Fortunately, increasing numbers of patients are recognizing the need to break away from total dependency on drugs and symptom-oriented medical care. Many have endured years of suffering, coupled with economic and mental stress, and they are willing to try a wholesome diet, grounded in medical research, which makes sense. The reception given to Food and the Gut Reaction (the first edition of this book) by patients has the makings of a true grassroots uprising. Patients, en masse, are willing to try the diet and many are finding that it works.
Elaine Gottschall is a tireless crusader on behalf of her natural approach to digestive problems. She selflessly gives of her time, love, compassion, attention, and concern to patients and clinicians alike. She has become an energetic cheerleader for many of my patients and has provided invaluable direction when progress has faltered. Her reward is surely the secure knowledge that she has made a difference in the lives of thousands of patients with gastrointestinal disorders.
Ronald L. Hoffman, M.D.
This popular book, written by a biochemist and cell biologist, got its start when Gottschall's daughter was diagnosed with Crohn's Disease at a young age. She developed the "Specific Carbohydrate Diet," a strict grain-free, lactose-free, and sucrose-free regimen, as an alternative to medication and surgery.
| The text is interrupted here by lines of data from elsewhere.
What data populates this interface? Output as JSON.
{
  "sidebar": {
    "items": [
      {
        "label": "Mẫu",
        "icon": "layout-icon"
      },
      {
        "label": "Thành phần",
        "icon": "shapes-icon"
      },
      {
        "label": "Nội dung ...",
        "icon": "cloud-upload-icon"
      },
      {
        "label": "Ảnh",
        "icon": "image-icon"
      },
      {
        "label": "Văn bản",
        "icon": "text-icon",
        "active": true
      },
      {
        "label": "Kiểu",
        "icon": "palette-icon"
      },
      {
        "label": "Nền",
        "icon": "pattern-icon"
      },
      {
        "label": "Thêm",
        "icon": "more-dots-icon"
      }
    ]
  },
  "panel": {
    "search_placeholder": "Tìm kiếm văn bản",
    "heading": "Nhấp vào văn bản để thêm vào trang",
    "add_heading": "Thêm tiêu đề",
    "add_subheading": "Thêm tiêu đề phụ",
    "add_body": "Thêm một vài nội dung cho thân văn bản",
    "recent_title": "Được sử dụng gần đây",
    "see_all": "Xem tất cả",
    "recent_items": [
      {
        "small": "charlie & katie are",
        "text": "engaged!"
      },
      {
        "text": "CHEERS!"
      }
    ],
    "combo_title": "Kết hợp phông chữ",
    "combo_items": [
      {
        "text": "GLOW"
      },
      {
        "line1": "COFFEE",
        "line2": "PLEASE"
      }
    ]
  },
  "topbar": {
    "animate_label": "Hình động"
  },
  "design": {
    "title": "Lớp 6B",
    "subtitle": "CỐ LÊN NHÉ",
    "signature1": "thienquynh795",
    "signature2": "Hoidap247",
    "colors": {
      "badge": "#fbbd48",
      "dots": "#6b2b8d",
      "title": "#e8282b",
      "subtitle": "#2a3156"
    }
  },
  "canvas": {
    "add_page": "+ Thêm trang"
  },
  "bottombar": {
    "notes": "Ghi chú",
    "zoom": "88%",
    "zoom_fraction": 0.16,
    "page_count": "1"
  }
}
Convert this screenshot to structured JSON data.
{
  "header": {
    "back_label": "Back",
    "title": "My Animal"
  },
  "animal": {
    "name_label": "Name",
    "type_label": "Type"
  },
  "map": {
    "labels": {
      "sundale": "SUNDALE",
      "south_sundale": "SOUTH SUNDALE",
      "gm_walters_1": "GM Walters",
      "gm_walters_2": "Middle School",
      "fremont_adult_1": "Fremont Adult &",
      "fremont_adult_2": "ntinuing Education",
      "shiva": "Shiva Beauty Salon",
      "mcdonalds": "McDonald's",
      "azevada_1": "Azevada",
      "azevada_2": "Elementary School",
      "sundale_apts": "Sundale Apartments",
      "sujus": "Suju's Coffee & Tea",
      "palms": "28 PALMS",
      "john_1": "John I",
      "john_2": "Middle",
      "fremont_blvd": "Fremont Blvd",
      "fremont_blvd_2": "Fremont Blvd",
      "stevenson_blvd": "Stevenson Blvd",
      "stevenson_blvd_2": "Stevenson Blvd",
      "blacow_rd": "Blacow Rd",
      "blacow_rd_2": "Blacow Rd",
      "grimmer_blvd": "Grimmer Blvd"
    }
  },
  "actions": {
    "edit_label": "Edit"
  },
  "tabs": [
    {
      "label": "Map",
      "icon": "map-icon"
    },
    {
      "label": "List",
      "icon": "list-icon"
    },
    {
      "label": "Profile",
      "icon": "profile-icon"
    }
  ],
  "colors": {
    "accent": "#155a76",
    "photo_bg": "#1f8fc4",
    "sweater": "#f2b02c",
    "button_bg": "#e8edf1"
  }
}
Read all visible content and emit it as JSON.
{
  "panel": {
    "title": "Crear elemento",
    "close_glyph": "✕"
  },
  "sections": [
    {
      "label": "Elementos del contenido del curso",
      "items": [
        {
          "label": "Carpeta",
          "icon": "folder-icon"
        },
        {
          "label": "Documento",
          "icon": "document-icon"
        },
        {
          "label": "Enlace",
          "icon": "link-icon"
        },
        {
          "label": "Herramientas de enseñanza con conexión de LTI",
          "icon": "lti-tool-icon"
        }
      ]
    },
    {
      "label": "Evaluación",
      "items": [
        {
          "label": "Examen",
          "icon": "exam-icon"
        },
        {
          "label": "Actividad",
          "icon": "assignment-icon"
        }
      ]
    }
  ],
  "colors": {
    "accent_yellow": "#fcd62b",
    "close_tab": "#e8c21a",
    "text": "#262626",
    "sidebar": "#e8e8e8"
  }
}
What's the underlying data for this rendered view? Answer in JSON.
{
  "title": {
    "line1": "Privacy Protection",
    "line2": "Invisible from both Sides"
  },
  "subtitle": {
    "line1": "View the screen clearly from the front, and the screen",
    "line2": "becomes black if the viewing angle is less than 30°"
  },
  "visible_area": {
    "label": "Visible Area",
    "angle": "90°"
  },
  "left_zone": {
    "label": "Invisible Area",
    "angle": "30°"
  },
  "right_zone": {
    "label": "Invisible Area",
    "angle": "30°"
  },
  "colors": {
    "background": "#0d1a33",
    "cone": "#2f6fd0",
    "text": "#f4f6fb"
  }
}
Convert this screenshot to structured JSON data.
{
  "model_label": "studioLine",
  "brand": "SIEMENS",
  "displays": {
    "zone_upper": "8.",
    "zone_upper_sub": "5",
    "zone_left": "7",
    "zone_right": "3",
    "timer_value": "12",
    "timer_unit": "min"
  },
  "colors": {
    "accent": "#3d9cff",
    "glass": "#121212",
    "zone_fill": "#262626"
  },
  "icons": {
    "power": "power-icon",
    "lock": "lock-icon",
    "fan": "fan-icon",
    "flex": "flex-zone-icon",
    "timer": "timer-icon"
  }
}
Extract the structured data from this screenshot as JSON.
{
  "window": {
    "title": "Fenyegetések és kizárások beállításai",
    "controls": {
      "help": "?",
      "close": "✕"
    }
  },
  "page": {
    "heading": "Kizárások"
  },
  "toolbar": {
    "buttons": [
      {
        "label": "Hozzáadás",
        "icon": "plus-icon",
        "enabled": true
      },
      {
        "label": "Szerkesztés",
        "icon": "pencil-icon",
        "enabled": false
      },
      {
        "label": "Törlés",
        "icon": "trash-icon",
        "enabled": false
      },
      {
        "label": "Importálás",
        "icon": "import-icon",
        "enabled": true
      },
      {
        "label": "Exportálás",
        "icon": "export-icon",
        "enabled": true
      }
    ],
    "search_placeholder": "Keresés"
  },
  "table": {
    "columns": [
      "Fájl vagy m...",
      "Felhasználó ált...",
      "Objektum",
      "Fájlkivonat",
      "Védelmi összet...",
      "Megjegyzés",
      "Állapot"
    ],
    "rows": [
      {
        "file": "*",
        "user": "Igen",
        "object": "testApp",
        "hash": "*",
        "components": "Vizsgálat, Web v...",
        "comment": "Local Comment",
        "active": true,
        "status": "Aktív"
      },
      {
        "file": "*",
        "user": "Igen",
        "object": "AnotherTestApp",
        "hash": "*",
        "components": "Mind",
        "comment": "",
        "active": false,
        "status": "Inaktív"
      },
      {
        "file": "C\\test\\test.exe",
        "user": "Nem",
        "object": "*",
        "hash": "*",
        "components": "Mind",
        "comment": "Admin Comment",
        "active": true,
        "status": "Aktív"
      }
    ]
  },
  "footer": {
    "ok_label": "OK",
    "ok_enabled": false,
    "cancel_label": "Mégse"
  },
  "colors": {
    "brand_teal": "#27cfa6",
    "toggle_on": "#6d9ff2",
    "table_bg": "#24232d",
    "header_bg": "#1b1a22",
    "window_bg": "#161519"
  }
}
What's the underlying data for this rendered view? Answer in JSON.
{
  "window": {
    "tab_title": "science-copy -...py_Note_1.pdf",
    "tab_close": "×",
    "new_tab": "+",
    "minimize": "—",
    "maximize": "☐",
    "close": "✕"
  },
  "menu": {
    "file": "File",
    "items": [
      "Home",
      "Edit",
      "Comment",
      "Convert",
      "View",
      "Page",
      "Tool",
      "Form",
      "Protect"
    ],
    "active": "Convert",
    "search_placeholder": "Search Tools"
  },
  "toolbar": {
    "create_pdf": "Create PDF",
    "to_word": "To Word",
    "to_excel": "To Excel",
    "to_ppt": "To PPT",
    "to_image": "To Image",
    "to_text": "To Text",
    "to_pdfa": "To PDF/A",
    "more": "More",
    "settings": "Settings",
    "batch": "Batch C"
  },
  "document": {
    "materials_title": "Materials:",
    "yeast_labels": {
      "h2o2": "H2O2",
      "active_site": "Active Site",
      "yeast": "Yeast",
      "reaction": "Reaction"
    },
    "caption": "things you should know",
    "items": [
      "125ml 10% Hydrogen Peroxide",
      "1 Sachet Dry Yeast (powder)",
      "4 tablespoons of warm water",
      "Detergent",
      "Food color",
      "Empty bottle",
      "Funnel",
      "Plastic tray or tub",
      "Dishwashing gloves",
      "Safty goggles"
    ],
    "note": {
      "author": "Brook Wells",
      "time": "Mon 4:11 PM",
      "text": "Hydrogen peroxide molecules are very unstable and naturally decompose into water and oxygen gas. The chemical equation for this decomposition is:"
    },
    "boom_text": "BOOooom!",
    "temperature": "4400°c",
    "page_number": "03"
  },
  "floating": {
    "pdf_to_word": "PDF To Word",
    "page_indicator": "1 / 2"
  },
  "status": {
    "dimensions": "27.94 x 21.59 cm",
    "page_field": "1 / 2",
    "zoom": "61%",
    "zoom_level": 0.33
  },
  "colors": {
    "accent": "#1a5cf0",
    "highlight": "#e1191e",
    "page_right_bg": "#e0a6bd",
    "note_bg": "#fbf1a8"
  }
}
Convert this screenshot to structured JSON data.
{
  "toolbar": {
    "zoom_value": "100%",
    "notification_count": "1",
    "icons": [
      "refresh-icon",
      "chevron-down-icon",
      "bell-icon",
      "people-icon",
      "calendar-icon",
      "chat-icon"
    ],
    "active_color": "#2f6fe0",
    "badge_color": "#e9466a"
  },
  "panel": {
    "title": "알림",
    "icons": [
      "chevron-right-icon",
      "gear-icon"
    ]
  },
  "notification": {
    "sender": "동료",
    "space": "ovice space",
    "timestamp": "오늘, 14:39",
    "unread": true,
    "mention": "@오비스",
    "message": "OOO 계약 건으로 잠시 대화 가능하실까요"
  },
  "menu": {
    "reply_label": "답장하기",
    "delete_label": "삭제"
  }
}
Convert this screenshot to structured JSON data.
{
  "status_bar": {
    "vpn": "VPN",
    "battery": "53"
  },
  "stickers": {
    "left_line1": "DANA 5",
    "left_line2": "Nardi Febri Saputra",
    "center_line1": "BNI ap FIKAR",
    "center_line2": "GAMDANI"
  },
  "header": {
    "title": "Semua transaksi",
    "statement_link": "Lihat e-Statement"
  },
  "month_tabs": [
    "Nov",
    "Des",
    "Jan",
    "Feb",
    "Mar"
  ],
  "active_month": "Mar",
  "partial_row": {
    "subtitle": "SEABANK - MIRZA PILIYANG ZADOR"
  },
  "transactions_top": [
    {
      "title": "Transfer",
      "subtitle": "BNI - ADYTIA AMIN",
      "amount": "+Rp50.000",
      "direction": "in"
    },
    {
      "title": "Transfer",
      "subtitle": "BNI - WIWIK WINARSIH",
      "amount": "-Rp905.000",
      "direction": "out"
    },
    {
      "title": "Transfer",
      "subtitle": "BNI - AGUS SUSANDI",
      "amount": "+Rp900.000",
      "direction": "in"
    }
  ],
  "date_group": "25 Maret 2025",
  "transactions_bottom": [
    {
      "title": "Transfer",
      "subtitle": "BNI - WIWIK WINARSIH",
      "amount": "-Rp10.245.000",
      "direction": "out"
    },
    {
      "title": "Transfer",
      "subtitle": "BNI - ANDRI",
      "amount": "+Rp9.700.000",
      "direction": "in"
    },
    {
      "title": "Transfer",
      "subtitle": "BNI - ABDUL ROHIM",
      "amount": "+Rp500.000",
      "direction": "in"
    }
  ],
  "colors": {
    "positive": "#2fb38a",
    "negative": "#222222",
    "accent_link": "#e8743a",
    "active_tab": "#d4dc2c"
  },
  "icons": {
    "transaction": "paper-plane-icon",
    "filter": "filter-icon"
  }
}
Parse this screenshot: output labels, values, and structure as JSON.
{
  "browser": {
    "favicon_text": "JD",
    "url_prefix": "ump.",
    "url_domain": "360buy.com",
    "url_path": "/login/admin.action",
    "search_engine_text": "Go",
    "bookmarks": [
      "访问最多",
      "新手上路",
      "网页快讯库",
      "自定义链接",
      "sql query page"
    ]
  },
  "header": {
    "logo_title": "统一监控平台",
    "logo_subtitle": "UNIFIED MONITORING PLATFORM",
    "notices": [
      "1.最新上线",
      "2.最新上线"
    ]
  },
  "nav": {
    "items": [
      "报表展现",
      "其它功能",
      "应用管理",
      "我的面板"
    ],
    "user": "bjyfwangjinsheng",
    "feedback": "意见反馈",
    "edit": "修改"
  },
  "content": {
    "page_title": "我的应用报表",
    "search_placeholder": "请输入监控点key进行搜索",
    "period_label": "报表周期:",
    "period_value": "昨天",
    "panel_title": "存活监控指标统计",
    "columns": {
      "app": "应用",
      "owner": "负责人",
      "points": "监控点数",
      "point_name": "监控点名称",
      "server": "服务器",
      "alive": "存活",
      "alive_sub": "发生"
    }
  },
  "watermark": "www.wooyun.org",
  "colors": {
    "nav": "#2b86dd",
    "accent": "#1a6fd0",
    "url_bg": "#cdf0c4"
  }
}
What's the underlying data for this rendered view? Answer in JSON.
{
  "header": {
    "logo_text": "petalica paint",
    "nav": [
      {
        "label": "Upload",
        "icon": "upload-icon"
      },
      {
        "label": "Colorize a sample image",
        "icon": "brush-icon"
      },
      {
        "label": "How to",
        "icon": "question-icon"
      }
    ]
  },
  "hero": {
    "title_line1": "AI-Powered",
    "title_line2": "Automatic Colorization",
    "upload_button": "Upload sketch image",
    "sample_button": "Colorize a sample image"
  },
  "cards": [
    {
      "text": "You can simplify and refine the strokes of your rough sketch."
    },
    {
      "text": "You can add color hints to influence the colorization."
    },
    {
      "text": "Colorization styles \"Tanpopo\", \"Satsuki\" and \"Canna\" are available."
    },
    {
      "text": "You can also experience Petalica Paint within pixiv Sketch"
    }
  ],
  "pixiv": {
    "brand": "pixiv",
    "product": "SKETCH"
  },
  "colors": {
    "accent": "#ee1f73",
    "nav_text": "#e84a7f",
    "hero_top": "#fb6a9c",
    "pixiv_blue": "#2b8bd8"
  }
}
The diet is intended to starve anaerobic bacteria in the intestinal tract, similar to the use of antibiotics for Crohn's. No clinical trials have been conducted on its effectiveness for IBD as far as I know, but if you are looking for alternative approaches you might try this dietary approach.
- Mikhail Duntz